Entries from a dataset of interfaces
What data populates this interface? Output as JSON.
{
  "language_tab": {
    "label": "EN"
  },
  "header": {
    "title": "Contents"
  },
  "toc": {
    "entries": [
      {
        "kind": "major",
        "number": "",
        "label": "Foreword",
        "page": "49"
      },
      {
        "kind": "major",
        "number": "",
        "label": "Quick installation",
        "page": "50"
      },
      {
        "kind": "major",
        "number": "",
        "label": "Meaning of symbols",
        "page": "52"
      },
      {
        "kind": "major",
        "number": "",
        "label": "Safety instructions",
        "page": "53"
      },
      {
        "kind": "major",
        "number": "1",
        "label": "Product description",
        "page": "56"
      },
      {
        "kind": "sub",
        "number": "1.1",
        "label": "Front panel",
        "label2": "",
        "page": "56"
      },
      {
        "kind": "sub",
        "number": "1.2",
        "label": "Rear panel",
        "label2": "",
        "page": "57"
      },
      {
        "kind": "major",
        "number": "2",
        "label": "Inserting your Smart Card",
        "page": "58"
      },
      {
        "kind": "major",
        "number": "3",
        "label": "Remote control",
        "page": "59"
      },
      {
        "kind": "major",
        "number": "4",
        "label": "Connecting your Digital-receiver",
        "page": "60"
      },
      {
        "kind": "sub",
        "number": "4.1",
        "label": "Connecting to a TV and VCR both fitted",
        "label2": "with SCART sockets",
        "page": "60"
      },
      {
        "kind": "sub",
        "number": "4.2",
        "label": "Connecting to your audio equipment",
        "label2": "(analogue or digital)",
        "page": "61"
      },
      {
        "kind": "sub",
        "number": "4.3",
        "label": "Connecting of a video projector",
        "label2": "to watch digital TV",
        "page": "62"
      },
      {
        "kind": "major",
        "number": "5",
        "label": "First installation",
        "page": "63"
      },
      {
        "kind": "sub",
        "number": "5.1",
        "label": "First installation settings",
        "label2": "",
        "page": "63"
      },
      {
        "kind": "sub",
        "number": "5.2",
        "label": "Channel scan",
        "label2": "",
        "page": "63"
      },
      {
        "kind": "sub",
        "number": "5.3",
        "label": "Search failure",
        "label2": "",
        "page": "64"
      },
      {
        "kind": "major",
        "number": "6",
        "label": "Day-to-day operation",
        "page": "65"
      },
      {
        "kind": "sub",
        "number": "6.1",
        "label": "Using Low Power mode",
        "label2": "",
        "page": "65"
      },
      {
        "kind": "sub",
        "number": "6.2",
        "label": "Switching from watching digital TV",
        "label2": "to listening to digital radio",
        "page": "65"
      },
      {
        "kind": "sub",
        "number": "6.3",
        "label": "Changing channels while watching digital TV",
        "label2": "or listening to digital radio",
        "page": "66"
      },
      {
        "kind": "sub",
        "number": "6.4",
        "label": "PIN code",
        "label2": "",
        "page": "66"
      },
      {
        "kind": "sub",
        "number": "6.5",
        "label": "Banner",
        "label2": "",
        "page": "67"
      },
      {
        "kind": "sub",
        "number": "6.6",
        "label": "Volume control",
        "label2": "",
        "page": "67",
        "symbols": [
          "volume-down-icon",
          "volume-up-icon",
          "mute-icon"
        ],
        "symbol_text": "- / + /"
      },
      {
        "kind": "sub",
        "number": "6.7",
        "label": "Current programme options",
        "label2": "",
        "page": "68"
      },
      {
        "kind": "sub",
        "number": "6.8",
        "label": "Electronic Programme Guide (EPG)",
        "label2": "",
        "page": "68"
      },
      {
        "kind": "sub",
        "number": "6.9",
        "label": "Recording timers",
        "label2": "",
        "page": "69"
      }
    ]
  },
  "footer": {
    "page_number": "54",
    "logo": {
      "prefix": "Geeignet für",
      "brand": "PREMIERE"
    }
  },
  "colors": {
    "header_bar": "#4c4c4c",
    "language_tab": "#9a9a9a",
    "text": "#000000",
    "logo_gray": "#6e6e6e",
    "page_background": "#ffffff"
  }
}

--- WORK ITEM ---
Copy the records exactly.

--- FINAL ANSWER ---
What data populates this interface? Output as JSON.
{
  "language_tab": {
    "label": "EN"
  },
  "header": {
    "title": "Contents"
  },
  "toc": {
    "entries": [
      {
        "kind": "major",
        "number": "",
        "label": "Foreword",
        "page": "49"
      },
      {
        "kind": "major",
        "number": "",
        "label": "Quick installation",
        "page": "50"
      },
      {
        "kind": "major",
        "number": "",
        "label": "Meaning of symbols",
        "page": "52"
      },
      {
        "kind": "major",
        "number": "",
        "label": "Safety instructions",
        "page": "53"
      },
      {
        "kind": "major",
        "number": "1",
        "label": "Product description",
        "page": "56"
      },
      {
        "kind": "sub",
        "number": "1.1",
        "label": "Front panel",
        "label2": "",
        "page": "56"
      },
      {
        "kind": "sub",
        "number": "1.2",
        "label": "Rear panel",
        "label2": "",
        "page": "57"
      },
      {
        "kind": "major",
        "number": "2",
        "label": "Inserting your Smart Card",
        "page": "58"
      },
      {
        "kind": "major",
        "number": "3",
        "label": "Remote control",
        "page": "59"
      },
      {
        "kind": "major",
        "number": "4",
        "label": "Connecting your Digital-receiver",
        "page": "60"
      },
      {
        "kind": "sub",
        "number": "4.1",
        "label": "Connecting to a TV and VCR both fitted",
        "label2": "with SCART sockets",
        "page": "60"
      },
      {
        "kind": "sub",
        "number": "4.2",
        "label": "Connecting to your audio equipment",
        "label2": "(analogue or digital)",
        "page": "61"
      },
      {
        "kind": "sub",
        "number": "4.3",
        "label": "Connecting of a video projector",
        "label2": "to watch digital TV",
        "page": "62"
      },
      {
        "kind": "major",
        "number": "5",
        "label": "First installation",
        "page": "63"
      },
      {
        "kind": "sub",
        "number": "5.1",
        "label": "First installation settings",
        "label2": "",
        "page": "63"
      },
      {
        "kind": "sub",
        "number": "5.2",
        "label": "Channel scan",
        "label2": "",
        "page": "63"
      },
      {
        "kind": "sub",
        "number": "5.3",
        "label": "Search failure",
        "label2": "",
        "page": "64"
      },
      {
        "kind": "major",
        "number": "6",
        "label": "Day-to-day operation",
        "page": "65"
      },
      {
        "kind": "sub",
        "number": "6.1",
        "label": "Using Low Power mode",
        "label2": "",
        "page": "65"
      },
      {
        "kind": "sub",
        "number": "6.2",
        "label": "Switching from watching digital TV",
        "label2": "to listening to digital radio",
        "page": "65"
      },
      {
        "kind": "sub",
        "number": "6.3",
        "label": "Changing channels while watching digital TV",
        "label2": "or listening to digital radio",
        "page": "66"
      },
      {
        "kind": "sub",
        "number": "6.4",
        "label": "PIN code",
        "label2": "",
        "page": "66"
      },
      {
        "kind": "sub",
        "number": "6.5",
        "label": "Banner",
        "label2": "",
        "page": "67"
      },
      {
        "kind": "sub",
        "number": "6.6",
        "label": "Volume control",
        "label2": "",
        "page": "67",
        "symbols": [
          "volume-down-icon",
          "volume-up-icon",
          "mute-icon"
        ],
        "symbol_text": "- / + /"
      },
      {
        "kind": "sub",
        "number": "6.7",
        "label": "Current programme options",
        "label2": "",
        "page": "68"
      },
      {
        "kind": "sub",
        "number": "6.8",
        "label": "Electronic Programme Guide (EPG)",
        "label2": "",
        "page": "68"
      },
      {
        "kind": "sub",
        "number": "6.9",
        "label": "Recording timers",
        "label2": "",
        "page": "69"
      }
    ]
  },
  "footer": {
    "page_number": "54",
    "logo": {
      "prefix": "Geeignet für",
      "brand": "PREMIERE"
    }
  },
  "colors": {
    "header_bar": "#4c4c4c",
    "language_tab": "#9a9a9a",
    "text": "#000000",
    "logo_gray": "#6e6e6e",
    "page_background": "#ffffff"
  }
}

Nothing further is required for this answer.